MethaneNet spoke to Dr Manish Patel at the Open University, for his thoughts on the latest news.  Dr Patel’s research interests include astrobiology and the modelling of sudden releases of methane from subsurface clathrates.  He said: “This result is a nice confirmation that the methane is there.  There has been a lot of scepticism about martian methane over the last few years, so it is great to get confirmation that what we are seeking to measure is indeed there.”  Dr Patel is also involved as a Co-PI in constructing NOMAD (Nadir and Occultation for MArs Discovery) for the ExoMars Trace Gas Orbiter project in 2016.  Dr Patel said: “NOMAD is led by the Belgian Institute for Space Aeronomy, and is going to map in even more detail the trace gases such as methane in the martian atmosphere using a suite of spectrometers.”

Whether or not the observed martian methane turns out to be of biotic or abiotic origin, it certainly seems an exciting time for research into the atmosphere of Mars.

Reference: Mars methane detection and variability at Gale crater. 2014. Webster, C.R., Mahaffy, P.R., Atreya, S.K., et el. Science, DOI 10.1126/science.1261713

India Launches Mission to Mars


5th November 2013.

On November 5th, The Indian Space Research Organisation (ISRO) successfully launched the Mars Orbiter Mission (MOM).  If all goes according to plan, the MOM will reach Mars orbit in September 2013, thus making the ISRO the fourth space agency to send a craft to the red planet.  The scientific payload of the craft consists of five instruments, one of which is a Fabry-Perot Etalon sensor to detect the presence of methane in the Martian atmosphere, and to map any potential sources.

Methane was first detected in the atmosphere of Mars in 2003 as large plumes seemingly being emitted from discrete regions.  The largest plume was estimated to contain 19000 tonnes of methane.  This first measurement was backed up by additional reports of methane using both ground-based and space-based observations.

Various processes could account for the Martian methane, such as hydrothermal or volcanic production (unlikely due to a lack of activity), inputs from comet and meteorite impacts, the actions of microorganisms (should they exist), or production using hydrogen (produced abiotically) via Fischer–Tropsch synthesis (reactions between H2 and CO/CO2 that produce hydrocarbons).  Because methane in the atmosphere would be quickly degraded by UV radiation and chemical reactions, its presence implies a continuous source.

However, in September 2013, it was announced that NASA’s Curiosity rover failed to detect substantial methane concentrations on Mars, after analysing six atmospheric samples between October 2012 and June 2013.  The suggested upper limit was 1.3 parts per billion.  It seems that more research is required to get a definitive answer to the question of whether methane exists on Mars, and how it might be produced.  Hopefully the ISRO’s Mars Orbiter Mission will be the next step towards this answer.

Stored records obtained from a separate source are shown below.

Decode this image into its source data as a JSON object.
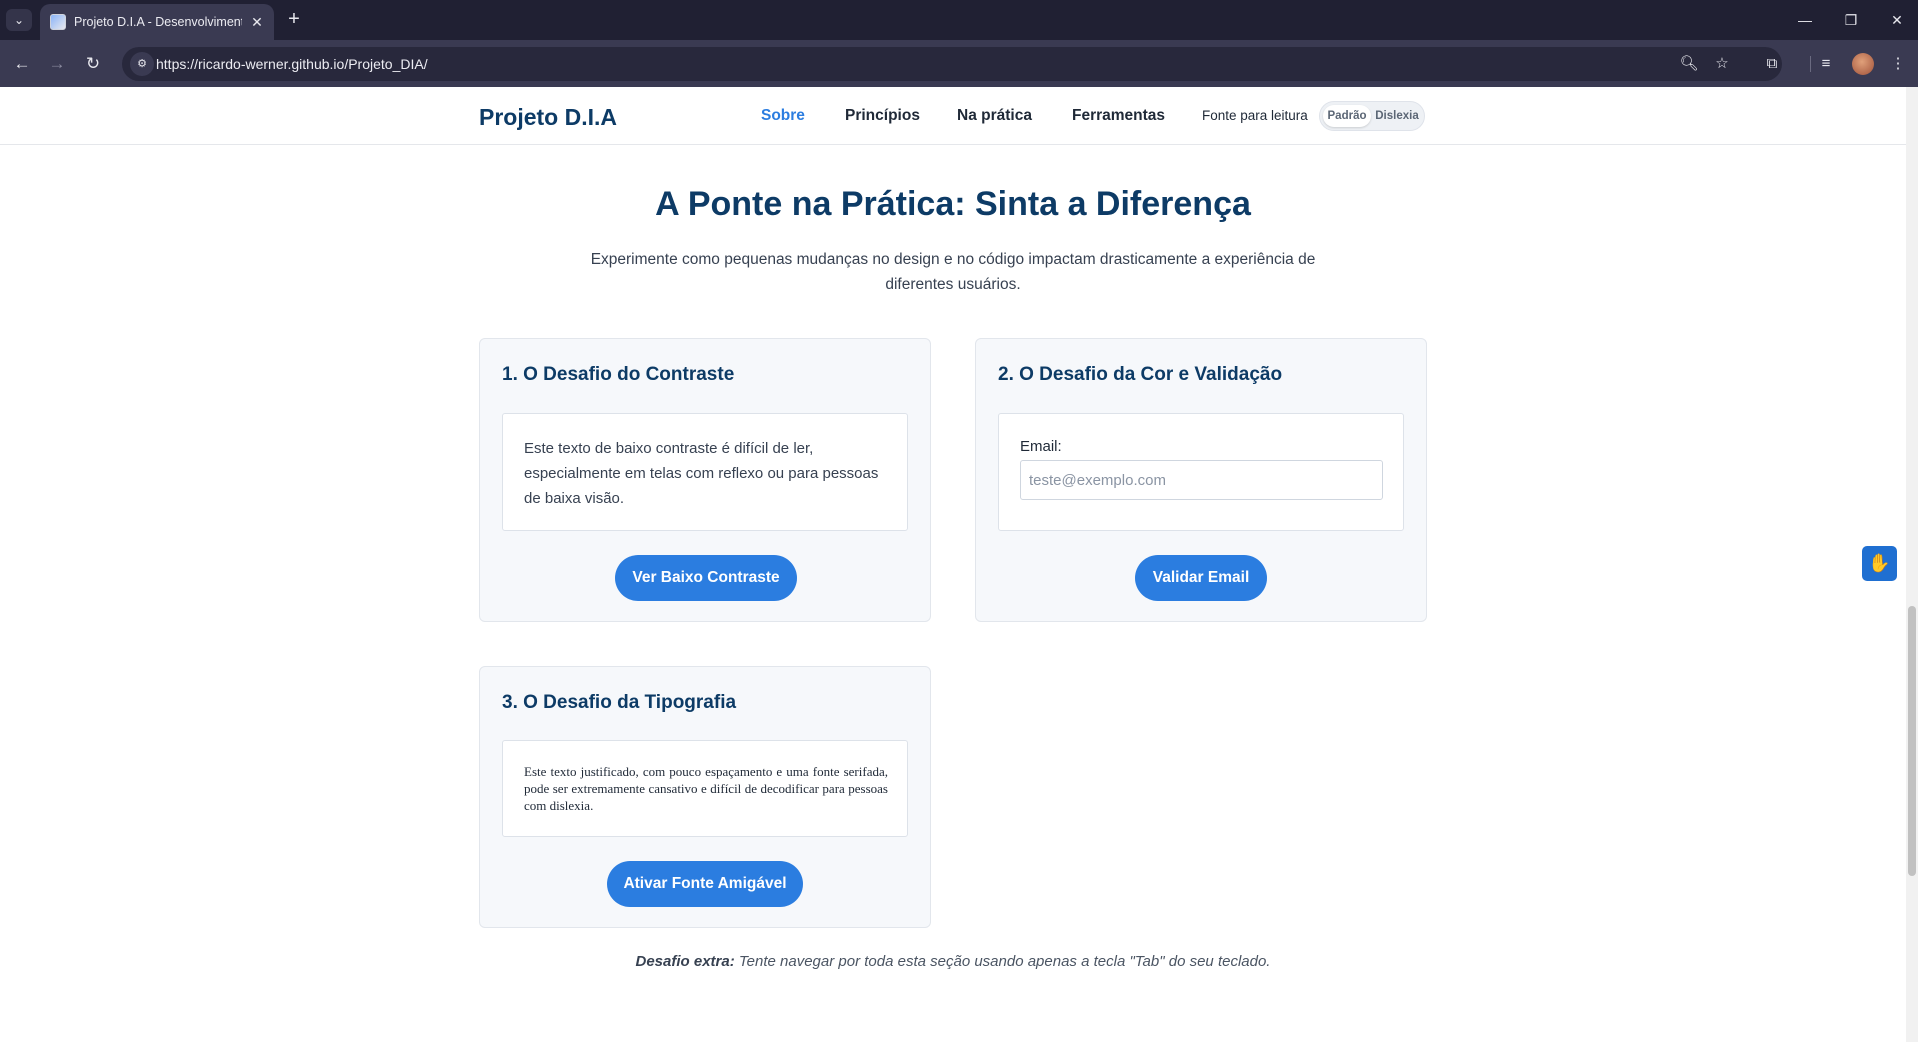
{
  "browser": {
    "tab_title": "Projeto D.I.A - Desenvolvimento",
    "tab_close": "✕",
    "new_tab": "+",
    "url": "https://ricardo-werner.github.io/Projeto_DIA/",
    "icons": [
      "tab-list-icon",
      "back-icon",
      "forward-icon",
      "reload-icon",
      "site-info-icon",
      "zoom-icon",
      "star-icon",
      "extensions-icon",
      "media-controls-icon",
      "profile-avatar",
      "menu-icon",
      "minimize-icon",
      "restore-icon",
      "close-icon"
    ]
  },
  "header": {
    "brand": "Projeto D.I.A",
    "nav": {
      "sobre": "Sobre",
      "principios": "Princípios",
      "na_pratica": "Na prática",
      "ferramentas": "Ferramentas"
    },
    "font_label": "Fonte para leitura",
    "font_options": {
      "padrao": "Padrão",
      "dislexia": "Dislexia"
    },
    "font_selected": "Padrão"
  },
  "section": {
    "title": "A Ponte na Prática: Sinta a Diferença",
    "subtitle": "Experimente como pequenas mudanças no design e no código impactam drasticamente a experiência de diferentes usuários."
  },
  "cards": {
    "contrast": {
      "title": "1. O Desafio do Contraste",
      "text": "Este texto de baixo contraste é difícil de ler, especialmente em telas com reflexo ou para pessoas de baixa visão.",
      "button": "Ver Baixo Contraste"
    },
    "color": {
      "title": "2. O Desafio da Cor e Validação",
      "email_label": "Email:",
      "email_value": "",
      "email_placeholder": "teste@exemplo.com",
      "button": "Validar Email"
    },
    "typography": {
      "title": "3. O Desafio da Tipografia",
      "text": "Este texto justificado, com pouco espaçamento e uma fonte serifada, pode ser extremamente cansativo e difícil de decodificar para pessoas com dislexia.",
      "button": "Ativar Fonte Amigável"
    }
  },
  "extra": {
    "label": "Desafio extra:",
    "text": " Tente navegar por toda esta seção usando apenas a tecla \"Tab\" do seu teclado."
  },
  "colors": {
    "brand": "#0d3b66",
    "accent": "#2b7de0",
    "browser_dark": "#202033"
  }
}
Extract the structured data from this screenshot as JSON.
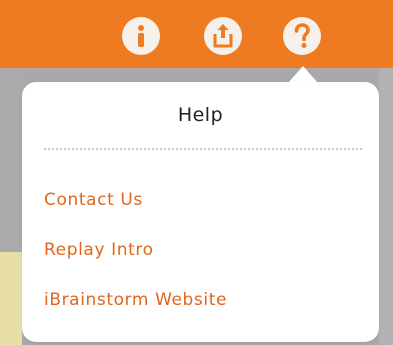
{
  "toolbar": {
    "buttons": [
      {
        "icon": "info-icon"
      },
      {
        "icon": "share-icon"
      },
      {
        "icon": "help-icon"
      }
    ],
    "accent_color": "#ee7b22"
  },
  "help_popover": {
    "title": "Help",
    "items": [
      {
        "label": "Contact Us"
      },
      {
        "label": "Replay Intro"
      },
      {
        "label": "iBrainstorm Website"
      }
    ],
    "item_color": "#e0661a"
  }
}
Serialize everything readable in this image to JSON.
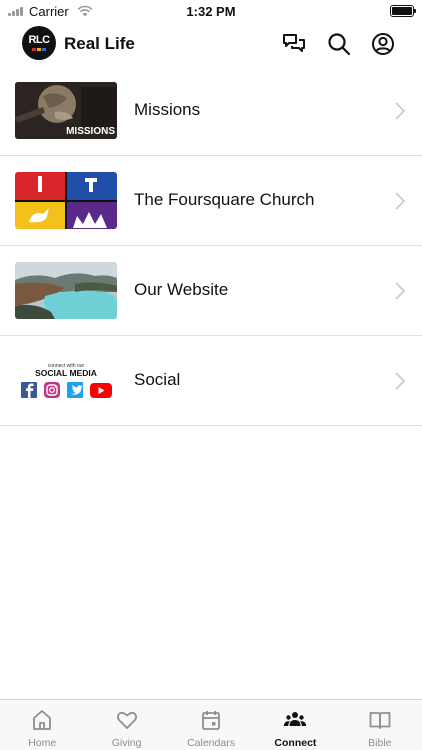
{
  "status_bar": {
    "carrier": "Carrier",
    "time": "1:32 PM"
  },
  "header": {
    "logo_text": "RLC",
    "title": "Real Life",
    "icons": [
      "chat-icon",
      "search-icon",
      "account-icon"
    ]
  },
  "list": [
    {
      "label": "Missions",
      "thumb_text": "MISSIONS",
      "icon": "chevron-right-icon"
    },
    {
      "label": "The Foursquare Church",
      "icon": "chevron-right-icon"
    },
    {
      "label": "Our Website",
      "icon": "chevron-right-icon"
    },
    {
      "label": "Social",
      "thumb_small": "connect with our",
      "thumb_title": "SOCIAL MEDIA",
      "icon": "chevron-right-icon"
    }
  ],
  "tabs": [
    {
      "label": "Home",
      "icon": "home-icon",
      "active": false
    },
    {
      "label": "Giving",
      "icon": "heart-icon",
      "active": false
    },
    {
      "label": "Calendars",
      "icon": "calendar-icon",
      "active": false
    },
    {
      "label": "Connect",
      "icon": "people-icon",
      "active": true
    },
    {
      "label": "Bible",
      "icon": "book-icon",
      "active": false
    }
  ],
  "colors": {
    "active_tab": "#111111",
    "inactive_tab": "#8e8e93",
    "separator": "#e2e2e2"
  }
}
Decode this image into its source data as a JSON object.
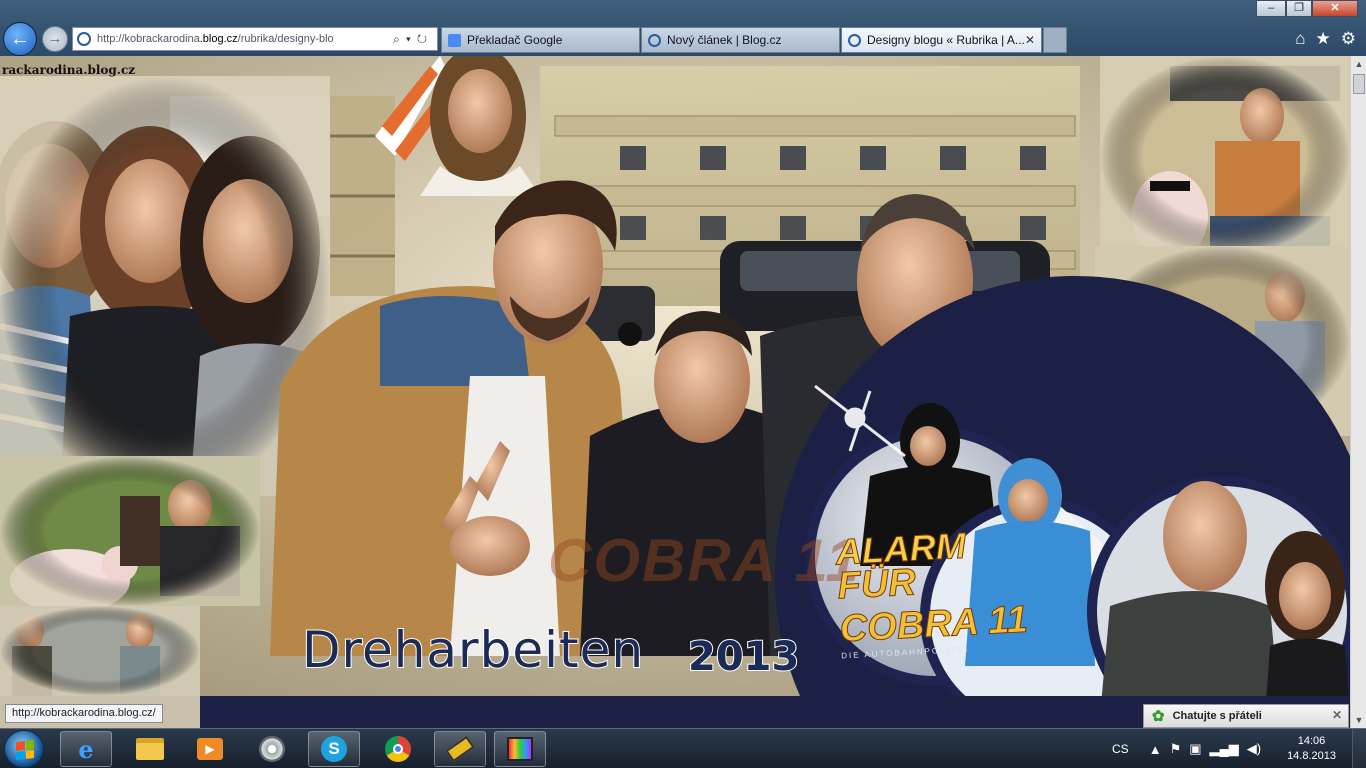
{
  "browser": {
    "back_label": "←",
    "forward_label": "→",
    "address": {
      "prefix": "http://",
      "host_pre": "kobrackarodina",
      "host_bold": ".blog.cz",
      "path": "/rubrika/designy-blo"
    },
    "tabs": [
      {
        "label": "Překladač Google",
        "active": false
      },
      {
        "label": "Nový článek | Blog.cz",
        "active": false
      },
      {
        "label": "Designy blogu « Rubrika | A...",
        "active": true
      }
    ],
    "tab_close": "✕",
    "toolbar_icons": [
      "home-icon",
      "favorites-star-icon",
      "tools-gear-icon"
    ],
    "window_buttons": {
      "minimize": "–",
      "maximize": "❐",
      "close": "✕"
    }
  },
  "page": {
    "blog_url_text": "rackarodina.blog.cz",
    "banner_title": "Dreharbeiten",
    "banner_year": "2013",
    "watermark": "COBRA 11",
    "logo": {
      "line1": "ALARM",
      "line2": "FÜR COBRA 11",
      "line3": "DIE AUTOBAHNPOLIZEI"
    }
  },
  "status_tooltip": "http://kobrackarodina.blog.cz/",
  "chat": {
    "label": "Chatujte s přáteli",
    "close": "✕"
  },
  "taskbar": {
    "apps": [
      "start-button",
      "internet-explorer",
      "windows-explorer",
      "media-player",
      "webcam-app",
      "skype",
      "chrome",
      "video-editor",
      "image-viewer"
    ],
    "tray": {
      "language": "CS",
      "time": "14:06",
      "date": "14.8.2013"
    }
  },
  "colors": {
    "titlebar": "#2c4a68",
    "banner_navy": "#1c2044",
    "title_text": "#1c2a56"
  }
}
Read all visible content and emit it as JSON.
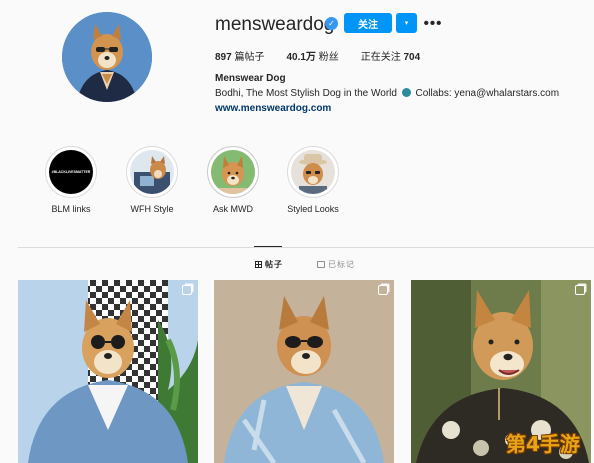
{
  "profile": {
    "username": "mensweardog",
    "follow_label": "关注",
    "dropdown_glyph": "▾",
    "more_glyph": "•••",
    "verified_glyph": "✓",
    "posts_count": "897",
    "posts_label": "篇帖子",
    "followers_count": "40.1万",
    "followers_label": "粉丝",
    "following_label": "正在关注",
    "following_count": "704",
    "full_name": "Menswear Dog",
    "bio_part1": "Bodhi, The Most Stylish Dog in the World",
    "bio_part2": "Collabs: yena@whalarstars.com",
    "website": "www.mensweardog.com"
  },
  "highlights": [
    {
      "label": "BLM links",
      "cover_text": "#BLACKLIVESMATTER"
    },
    {
      "label": "WFH Style"
    },
    {
      "label": "Ask MWD"
    },
    {
      "label": "Styled Looks"
    }
  ],
  "tabs": {
    "posts": "帖子",
    "tagged": "已标记"
  },
  "watermark": "第4手游",
  "colors": {
    "accent": "#0095f6",
    "link": "#00376b"
  }
}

Formisano, V., et al., 2004. Detection of methane in the atmosphere of Mars. Science, 306, 1758-1761.

Mumma, M.J., et al., 2009. Strong release of methane on Mars in northern summer 2003. Science, 323, 1041-1045.

Krasnopolsky, V.A., et al., 2004. Detection of methane in the Martian atmosphere: evidence for life? Icarus, 172, 537-547.

Keppler, F., et al., 2012. Ultraviolet-radiation-induced methane emissions from meteorites and the Martian atmosphere. Nature, 486, 93-96.

Image: Martian sunset: Spirit at Gusev crater. NASA.